[Dataset rows for apps and sites]
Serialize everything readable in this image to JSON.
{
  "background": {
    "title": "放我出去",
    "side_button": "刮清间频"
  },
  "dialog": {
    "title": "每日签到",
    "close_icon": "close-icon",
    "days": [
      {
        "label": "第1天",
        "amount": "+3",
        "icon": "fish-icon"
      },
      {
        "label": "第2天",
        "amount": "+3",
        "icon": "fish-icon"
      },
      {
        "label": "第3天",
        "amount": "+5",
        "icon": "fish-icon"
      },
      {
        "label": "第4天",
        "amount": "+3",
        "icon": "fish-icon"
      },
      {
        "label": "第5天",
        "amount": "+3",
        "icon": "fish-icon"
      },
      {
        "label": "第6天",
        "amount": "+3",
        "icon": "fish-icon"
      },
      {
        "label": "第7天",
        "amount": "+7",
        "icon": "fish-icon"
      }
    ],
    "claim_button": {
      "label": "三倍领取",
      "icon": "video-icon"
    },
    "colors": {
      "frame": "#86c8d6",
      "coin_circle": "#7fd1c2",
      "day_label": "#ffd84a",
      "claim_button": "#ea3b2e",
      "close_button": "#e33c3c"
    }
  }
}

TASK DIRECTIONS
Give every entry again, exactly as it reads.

REPLY
Serialize everything readable in this image to JSON.
{
  "background": {
    "title": "放我出去",
    "side_button": "刮清间频"
  },
  "dialog": {
    "title": "每日签到",
    "close_icon": "close-icon",
    "days": [
      {
        "label": "第1天",
        "amount": "+3",
        "icon": "fish-icon"
      },
      {
        "label": "第2天",
        "amount": "+3",
        "icon": "fish-icon"
      },
      {
        "label": "第3天",
        "amount": "+5",
        "icon": "fish-icon"
      },
      {
        "label": "第4天",
        "amount": "+3",
        "icon": "fish-icon"
      },
      {
        "label": "第5天",
        "amount": "+3",
        "icon": "fish-icon"
      },
      {
        "label": "第6天",
        "amount": "+3",
        "icon": "fish-icon"
      },
      {
        "label": "第7天",
        "amount": "+7",
        "icon": "fish-icon"
      }
    ],
    "claim_button": {
      "label": "三倍领取",
      "icon": "video-icon"
    },
    "colors": {
      "frame": "#86c8d6",
      "coin_circle": "#7fd1c2",
      "day_label": "#ffd84a",
      "claim_button": "#ea3b2e",
      "close_button": "#e33c3c"
    }
  }
}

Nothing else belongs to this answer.